The chief investment officer of Denmark’s largest commercial pension fund has published a justification of the DKK688bn (€92bn) firm’s continued investment in oil, gas and coal, in the face of recent criticism from non-governmental organisations (NGOs) in the local media.
Kasper Ahrndt Lorenzen, who left his former CIO role at ATP to lead PFA’s investment operation last September, said in a commentary: “It would not necessarily do any good for the climate if we sold out from one day to another.”
PFA was responding to an article in Danish financial daily Børsen on 30 March, in which, the firm said, a number of NGOs had criticised it for having investments in fossil fuel companies.
Ahrndt Lorenzen said PFA backed the Paris Agreement 100%, and that the climate pact was deeply integrated in everything the pension fund did.
“Over the past few years, we have invested heavily in the green transition, including in the world’s largest offshore wind farms, and if you look at our equity portfolio alone, it emitted 16% fewer CO2 emissions at the end of last year than the world index,” he said.
PFA was fundamentally convinced that investing in companies with sustainable business models was sound business logic, he said, because accountability and good returns were increasingly prerequisites for each other.
But while divesting fossil fuel companies could help PFA avoid critical media headlines in the meantime, he said, selling out rapidly would not necessarily help the climate.
“At PFA, we exercise active ownership, where we critically and constructively engage with the companies we are co-owners of,” he said, adding that the firm believed this the most effective way to support sustainable development.
“We do this on our own and in collaboration with other large investors. Here we find that many companies are susceptible to improvement. And if they are not, then we divest from them,” he said.
Ahrndt Lorenzen argued that if PFA sold a stake, then there were others who would buy it.
“And there is no guarantee that the next buyer will take the climate challenge as seriously or engage in the green transformation as we do,” he said.
Fossil fuels were part of the energy mix of the coming decades, the CIO said, even in the most optimistic scenarios about the evolution of CO2 emissions, adding that this was also why the political side was not demanding a shutdown of fossil energy.

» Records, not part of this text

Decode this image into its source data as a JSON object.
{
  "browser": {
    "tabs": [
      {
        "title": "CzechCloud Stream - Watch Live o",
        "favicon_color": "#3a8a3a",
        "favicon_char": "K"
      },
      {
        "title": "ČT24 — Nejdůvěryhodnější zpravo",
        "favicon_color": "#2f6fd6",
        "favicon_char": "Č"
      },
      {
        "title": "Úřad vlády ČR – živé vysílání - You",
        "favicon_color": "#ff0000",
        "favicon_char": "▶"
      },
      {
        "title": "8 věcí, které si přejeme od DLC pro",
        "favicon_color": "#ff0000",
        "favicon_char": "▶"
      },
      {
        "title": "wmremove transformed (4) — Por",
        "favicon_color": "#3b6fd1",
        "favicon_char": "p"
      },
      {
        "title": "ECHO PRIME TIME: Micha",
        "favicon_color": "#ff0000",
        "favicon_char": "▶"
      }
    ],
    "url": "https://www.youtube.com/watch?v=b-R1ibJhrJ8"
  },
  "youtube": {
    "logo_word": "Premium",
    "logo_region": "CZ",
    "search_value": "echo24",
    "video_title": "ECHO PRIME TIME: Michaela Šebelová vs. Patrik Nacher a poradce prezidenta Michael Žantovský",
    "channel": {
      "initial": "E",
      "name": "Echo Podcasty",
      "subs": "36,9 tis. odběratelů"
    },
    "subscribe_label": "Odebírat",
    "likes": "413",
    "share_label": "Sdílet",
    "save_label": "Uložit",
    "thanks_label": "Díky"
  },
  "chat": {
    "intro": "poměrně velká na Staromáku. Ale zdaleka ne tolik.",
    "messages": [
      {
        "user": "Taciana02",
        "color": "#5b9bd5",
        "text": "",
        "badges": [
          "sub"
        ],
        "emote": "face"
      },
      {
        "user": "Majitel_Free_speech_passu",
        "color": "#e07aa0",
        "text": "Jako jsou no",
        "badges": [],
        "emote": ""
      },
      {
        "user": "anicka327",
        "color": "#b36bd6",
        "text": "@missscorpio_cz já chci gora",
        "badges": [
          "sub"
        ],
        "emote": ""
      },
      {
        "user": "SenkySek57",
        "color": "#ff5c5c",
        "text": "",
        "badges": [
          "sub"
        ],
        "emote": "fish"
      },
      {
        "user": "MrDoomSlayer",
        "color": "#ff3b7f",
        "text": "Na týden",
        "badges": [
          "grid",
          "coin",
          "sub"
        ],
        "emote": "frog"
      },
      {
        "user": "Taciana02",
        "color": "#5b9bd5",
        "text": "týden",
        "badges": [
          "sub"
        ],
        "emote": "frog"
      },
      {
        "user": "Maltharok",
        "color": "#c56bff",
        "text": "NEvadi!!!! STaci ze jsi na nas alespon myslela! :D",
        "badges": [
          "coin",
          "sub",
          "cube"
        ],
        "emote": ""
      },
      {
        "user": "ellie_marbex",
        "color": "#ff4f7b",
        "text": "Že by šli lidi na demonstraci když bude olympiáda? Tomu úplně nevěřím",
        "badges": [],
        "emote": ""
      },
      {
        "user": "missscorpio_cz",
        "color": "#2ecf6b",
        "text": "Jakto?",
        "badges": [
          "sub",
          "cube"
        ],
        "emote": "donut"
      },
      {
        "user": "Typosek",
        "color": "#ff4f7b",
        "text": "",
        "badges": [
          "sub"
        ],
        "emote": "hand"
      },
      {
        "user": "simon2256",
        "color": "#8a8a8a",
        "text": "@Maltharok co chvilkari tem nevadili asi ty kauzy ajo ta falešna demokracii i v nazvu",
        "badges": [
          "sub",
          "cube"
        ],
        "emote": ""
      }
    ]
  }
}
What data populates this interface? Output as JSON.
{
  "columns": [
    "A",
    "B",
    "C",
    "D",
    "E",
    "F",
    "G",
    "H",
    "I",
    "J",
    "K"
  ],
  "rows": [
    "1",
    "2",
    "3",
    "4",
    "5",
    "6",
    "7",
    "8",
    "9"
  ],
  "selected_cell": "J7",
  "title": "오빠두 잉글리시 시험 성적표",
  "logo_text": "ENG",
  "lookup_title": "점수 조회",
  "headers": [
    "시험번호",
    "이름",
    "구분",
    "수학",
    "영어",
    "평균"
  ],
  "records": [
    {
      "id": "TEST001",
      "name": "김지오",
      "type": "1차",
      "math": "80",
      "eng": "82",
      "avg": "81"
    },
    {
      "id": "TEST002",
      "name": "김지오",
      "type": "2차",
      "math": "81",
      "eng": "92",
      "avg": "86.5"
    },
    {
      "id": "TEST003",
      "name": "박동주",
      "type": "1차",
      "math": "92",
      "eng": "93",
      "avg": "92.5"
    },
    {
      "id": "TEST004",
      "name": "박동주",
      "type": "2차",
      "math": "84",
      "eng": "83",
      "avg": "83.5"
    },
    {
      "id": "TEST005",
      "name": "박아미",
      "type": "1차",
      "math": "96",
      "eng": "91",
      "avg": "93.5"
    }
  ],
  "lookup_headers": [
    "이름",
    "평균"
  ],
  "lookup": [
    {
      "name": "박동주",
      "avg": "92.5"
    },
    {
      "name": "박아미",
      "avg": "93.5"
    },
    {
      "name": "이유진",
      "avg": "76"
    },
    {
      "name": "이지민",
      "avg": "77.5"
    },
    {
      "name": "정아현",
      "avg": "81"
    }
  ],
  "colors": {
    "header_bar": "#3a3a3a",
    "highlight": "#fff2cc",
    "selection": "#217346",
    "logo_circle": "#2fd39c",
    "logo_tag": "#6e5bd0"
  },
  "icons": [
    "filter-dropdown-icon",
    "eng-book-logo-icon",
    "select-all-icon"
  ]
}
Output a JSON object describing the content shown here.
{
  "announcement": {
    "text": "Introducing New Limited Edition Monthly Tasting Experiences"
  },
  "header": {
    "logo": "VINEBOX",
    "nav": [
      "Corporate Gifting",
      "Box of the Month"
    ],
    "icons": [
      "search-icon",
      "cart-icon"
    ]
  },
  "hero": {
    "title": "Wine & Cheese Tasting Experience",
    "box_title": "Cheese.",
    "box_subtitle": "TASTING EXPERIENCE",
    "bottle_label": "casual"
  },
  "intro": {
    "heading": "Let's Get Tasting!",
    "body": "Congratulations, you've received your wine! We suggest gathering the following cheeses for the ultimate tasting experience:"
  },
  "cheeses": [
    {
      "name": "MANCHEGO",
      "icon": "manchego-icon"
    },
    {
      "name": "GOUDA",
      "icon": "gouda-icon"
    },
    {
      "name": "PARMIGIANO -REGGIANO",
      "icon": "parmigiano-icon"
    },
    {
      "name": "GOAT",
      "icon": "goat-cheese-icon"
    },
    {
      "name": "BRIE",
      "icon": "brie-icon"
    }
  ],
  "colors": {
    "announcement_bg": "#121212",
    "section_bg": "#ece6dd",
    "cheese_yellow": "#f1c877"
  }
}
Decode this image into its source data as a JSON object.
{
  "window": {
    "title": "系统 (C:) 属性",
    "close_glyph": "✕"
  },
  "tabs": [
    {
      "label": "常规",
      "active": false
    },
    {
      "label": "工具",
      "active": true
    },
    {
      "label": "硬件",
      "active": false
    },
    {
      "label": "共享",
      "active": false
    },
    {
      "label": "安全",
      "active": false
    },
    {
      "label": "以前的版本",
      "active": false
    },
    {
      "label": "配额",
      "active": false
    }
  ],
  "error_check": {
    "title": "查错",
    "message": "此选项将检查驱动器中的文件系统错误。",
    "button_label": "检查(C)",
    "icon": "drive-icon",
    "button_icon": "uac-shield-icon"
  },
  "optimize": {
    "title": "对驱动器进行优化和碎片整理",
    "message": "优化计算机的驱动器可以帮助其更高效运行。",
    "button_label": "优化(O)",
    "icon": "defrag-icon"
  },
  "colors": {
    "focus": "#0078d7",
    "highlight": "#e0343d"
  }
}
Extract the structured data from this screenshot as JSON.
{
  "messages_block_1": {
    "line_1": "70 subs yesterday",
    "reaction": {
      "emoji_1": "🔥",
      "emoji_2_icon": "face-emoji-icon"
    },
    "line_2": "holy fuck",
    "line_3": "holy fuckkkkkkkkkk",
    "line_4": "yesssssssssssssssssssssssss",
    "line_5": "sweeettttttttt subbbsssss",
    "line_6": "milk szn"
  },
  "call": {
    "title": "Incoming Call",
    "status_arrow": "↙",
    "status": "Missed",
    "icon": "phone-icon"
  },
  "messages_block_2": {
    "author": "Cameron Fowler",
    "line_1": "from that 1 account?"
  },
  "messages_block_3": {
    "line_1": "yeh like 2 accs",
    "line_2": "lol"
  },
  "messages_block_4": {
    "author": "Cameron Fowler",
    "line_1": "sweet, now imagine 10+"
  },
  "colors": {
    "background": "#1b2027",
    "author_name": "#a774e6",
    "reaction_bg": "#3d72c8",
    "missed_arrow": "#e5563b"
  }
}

“The reality is that regardless of whether PFA completely sells shares in oil companies or not, the Danes will still buy bananas in the supermarket and transport themselves,” said Ahrndt Lorenzen, illustrating that demand for fuels will continue.
However, he said, PFA listened to different attitudes about how, as a pension company, it could best support green development.
For customers who wanted an even more climate-focused pension plan, he said, the new PFA Climate Plus investment option – which will not include oil, coal or gas companies – would be available from this summer.